Crispin Glover as Claude

I enjoyed scenes with all of these wonderful actors, but I was thrilled by my experience on set with Terry, whose previous friends, lovers and husbands include Marilyn Monroe, James Dean and Howard Hughes.  Acting with Hollywood history (who also happens to be a consummate pro) was a real privilege!   I also became wonderful friends with actress-comedian Gabby Tary who comes by way of Santa Monica — by way of Hungary — “running from Stalin.” Love this pull-no-punches lady.  Her dreds here are fake, but don’t think for a moment the real ones aren’t underneath.


Terry Moore and Me


With Gabby Tary as Grandma Moss

I loved meeting Charlie Tacker – who plays Kenneth Moss, my much maligned and maligning son.  Such a cutie pie – we all enjoyed being around him.
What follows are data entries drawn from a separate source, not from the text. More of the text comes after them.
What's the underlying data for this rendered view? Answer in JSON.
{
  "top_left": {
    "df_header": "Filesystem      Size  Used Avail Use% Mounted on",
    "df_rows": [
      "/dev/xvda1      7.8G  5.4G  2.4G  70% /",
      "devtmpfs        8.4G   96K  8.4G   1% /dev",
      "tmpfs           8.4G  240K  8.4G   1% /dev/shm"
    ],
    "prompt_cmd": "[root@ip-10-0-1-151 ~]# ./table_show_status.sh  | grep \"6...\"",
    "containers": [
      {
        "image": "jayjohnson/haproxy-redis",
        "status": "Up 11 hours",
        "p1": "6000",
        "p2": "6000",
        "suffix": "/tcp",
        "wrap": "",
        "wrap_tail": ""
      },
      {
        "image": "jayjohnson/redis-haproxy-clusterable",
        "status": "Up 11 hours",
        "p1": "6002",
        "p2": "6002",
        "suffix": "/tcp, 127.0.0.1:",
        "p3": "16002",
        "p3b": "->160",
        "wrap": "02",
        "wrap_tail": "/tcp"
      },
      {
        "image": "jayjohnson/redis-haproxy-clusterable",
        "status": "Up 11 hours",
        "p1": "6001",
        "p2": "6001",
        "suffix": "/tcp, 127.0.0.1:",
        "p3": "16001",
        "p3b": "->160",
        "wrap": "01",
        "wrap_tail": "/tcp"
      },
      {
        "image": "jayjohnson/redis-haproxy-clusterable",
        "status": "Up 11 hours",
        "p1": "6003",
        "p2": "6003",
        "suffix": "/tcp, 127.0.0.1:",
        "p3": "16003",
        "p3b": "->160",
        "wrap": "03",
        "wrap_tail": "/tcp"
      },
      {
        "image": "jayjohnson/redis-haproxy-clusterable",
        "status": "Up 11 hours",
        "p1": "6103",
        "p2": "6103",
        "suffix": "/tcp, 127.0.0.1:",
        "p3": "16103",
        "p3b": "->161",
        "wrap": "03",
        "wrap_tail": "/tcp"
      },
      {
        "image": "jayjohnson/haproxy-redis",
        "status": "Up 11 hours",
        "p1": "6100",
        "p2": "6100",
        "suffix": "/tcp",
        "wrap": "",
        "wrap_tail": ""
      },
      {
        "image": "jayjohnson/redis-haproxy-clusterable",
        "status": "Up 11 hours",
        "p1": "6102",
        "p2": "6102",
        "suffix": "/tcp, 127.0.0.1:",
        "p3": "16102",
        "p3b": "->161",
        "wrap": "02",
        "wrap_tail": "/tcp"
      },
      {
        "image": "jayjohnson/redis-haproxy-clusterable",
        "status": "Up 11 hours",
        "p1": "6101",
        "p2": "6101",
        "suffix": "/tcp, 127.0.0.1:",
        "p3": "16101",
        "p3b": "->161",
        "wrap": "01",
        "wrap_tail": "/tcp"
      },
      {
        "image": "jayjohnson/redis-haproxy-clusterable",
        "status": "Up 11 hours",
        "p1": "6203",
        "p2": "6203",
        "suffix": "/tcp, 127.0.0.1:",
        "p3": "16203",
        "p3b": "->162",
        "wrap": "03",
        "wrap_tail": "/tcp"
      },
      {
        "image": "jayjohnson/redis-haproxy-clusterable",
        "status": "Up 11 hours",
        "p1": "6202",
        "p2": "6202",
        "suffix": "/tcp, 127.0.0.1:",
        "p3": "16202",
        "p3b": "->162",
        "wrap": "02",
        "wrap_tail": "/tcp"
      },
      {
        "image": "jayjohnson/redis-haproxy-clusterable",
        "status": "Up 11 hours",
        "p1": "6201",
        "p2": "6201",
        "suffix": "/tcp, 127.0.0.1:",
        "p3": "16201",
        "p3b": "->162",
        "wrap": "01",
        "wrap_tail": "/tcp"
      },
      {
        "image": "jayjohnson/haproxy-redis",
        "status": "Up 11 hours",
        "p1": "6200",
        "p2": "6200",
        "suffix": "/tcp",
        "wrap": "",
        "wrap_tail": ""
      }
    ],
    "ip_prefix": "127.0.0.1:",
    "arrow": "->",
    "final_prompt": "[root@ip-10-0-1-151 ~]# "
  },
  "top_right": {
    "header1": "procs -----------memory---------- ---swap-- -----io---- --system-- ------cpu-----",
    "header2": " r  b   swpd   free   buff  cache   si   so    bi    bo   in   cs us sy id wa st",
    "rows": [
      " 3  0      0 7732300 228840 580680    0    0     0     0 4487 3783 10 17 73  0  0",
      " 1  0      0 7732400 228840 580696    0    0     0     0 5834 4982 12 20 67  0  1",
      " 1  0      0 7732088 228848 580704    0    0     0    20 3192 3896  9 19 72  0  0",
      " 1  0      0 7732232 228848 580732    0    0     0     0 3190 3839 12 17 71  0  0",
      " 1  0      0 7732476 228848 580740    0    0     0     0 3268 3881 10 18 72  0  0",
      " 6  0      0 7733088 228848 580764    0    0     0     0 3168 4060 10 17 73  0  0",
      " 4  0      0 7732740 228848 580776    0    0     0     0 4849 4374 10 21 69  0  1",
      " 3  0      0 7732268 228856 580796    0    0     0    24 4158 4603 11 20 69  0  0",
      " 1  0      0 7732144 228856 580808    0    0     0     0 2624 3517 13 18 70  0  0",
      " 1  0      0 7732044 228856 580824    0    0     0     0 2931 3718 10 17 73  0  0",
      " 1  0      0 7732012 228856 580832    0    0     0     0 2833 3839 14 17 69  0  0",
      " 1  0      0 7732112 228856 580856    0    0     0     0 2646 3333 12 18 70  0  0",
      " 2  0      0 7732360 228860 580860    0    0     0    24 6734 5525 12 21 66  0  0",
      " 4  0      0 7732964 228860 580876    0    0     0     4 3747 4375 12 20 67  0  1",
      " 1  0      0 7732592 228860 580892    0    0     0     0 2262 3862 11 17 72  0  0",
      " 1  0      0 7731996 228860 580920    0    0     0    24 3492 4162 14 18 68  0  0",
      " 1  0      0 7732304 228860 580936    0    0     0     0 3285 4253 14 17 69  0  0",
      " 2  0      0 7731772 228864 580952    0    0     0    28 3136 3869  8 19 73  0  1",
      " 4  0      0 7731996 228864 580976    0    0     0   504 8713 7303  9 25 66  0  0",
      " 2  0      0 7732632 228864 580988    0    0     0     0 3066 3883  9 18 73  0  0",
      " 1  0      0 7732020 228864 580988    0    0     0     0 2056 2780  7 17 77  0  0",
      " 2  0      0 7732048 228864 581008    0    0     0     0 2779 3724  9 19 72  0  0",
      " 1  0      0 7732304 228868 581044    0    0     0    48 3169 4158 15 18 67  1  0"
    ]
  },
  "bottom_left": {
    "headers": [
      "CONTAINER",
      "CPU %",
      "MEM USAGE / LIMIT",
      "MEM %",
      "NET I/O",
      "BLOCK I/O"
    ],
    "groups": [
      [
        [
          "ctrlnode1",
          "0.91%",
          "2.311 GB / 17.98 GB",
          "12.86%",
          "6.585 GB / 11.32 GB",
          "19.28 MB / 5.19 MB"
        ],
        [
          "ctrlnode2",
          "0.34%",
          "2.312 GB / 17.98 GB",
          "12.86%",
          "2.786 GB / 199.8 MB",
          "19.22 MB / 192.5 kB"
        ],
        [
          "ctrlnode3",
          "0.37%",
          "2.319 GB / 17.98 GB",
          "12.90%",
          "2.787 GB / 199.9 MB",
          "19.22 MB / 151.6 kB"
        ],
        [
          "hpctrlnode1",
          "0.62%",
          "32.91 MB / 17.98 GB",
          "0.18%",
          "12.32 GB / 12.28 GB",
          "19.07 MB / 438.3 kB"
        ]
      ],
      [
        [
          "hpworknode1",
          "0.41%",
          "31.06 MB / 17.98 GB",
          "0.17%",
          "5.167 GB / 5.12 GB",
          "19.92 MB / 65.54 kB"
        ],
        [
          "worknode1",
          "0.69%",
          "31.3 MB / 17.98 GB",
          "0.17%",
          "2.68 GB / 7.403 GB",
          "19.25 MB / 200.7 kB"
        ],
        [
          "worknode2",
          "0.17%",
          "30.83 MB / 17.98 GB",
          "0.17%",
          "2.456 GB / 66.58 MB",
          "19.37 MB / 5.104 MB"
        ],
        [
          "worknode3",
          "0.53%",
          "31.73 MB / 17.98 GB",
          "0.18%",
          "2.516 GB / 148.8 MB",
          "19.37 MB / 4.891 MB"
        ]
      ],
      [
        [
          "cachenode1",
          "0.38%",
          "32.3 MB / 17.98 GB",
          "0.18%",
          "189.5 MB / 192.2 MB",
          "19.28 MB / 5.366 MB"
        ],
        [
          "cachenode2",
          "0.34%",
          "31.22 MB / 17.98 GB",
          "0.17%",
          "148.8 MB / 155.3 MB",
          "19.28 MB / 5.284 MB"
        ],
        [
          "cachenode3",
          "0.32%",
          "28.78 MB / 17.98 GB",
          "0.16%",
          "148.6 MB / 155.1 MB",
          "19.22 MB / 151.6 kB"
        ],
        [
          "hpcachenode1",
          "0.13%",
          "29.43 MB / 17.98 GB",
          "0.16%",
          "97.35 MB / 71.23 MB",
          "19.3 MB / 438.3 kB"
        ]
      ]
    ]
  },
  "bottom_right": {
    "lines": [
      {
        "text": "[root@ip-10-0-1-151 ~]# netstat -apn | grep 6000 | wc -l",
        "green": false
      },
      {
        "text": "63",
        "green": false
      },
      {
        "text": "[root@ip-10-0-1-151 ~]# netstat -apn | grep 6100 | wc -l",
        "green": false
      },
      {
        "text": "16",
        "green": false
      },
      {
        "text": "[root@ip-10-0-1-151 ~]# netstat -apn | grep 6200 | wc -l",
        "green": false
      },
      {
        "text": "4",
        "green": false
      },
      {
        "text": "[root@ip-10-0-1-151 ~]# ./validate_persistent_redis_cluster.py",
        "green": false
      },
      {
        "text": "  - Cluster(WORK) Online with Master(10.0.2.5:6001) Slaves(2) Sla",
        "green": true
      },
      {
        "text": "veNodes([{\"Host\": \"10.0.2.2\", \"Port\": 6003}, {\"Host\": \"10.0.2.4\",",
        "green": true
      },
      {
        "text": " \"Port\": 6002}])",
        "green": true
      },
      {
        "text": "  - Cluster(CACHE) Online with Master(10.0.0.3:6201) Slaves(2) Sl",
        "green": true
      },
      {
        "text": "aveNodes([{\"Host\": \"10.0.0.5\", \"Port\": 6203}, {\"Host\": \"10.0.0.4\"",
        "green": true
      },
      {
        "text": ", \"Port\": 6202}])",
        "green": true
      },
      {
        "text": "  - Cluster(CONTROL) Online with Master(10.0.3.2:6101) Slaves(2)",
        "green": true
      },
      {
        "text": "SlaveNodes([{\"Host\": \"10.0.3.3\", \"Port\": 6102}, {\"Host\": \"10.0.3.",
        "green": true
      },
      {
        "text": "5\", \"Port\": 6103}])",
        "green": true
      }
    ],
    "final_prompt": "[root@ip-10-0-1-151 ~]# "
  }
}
And watch out for the lovely and wicked Sarah Murphy, as my daughter Kelly Moss.


Charlie Tacker is Kenneth Moss!


Mama and Daughter Moss

“Aimy In a Cage” is the first feature to be fully funded by bitcoin.  Bravo to Hooroo!   Check out this interesting article from the Wall Street Journal online:

AND COME SEE US!10341608_835602309802882_2843792128340987444_n

Irish American Writers and Artists Honor John Patrick Shanley

Last October, Irish American Writers and Artists honored one of its great writers, John Patrick Shanley, with a Lifetime Achievement Award.  Since he is my all-time favorite playwright, I was thrilled to help put the evening together.  Olympia Dukakis gave a marvelous speech (originally her assistant told me she would agree to “roast” John, and I thought Oh My God, but then went with it. ) and Debra Messing read a scene from “The Big Funk” with fellow actor and partner, Will Chase. I chose this particular play for them to read because it has such a deep heart — and by coincidence the director Doug Hughes spoke of its its original production in his presentation speech to John.  It was a perfectly literary and emotionally Irish celebration!1382834_10151924589698948_532693801_n 1378395_10151984114264808_1223152877_n-1 Debra, Will and meJohn and me

Well hello there…

Thanks for visiting! I hope to be witty, informative and charming. In short nothing short of transformational… Let’s just hope I can figure out the technological aspects of this.

Looking forward to connecting with you!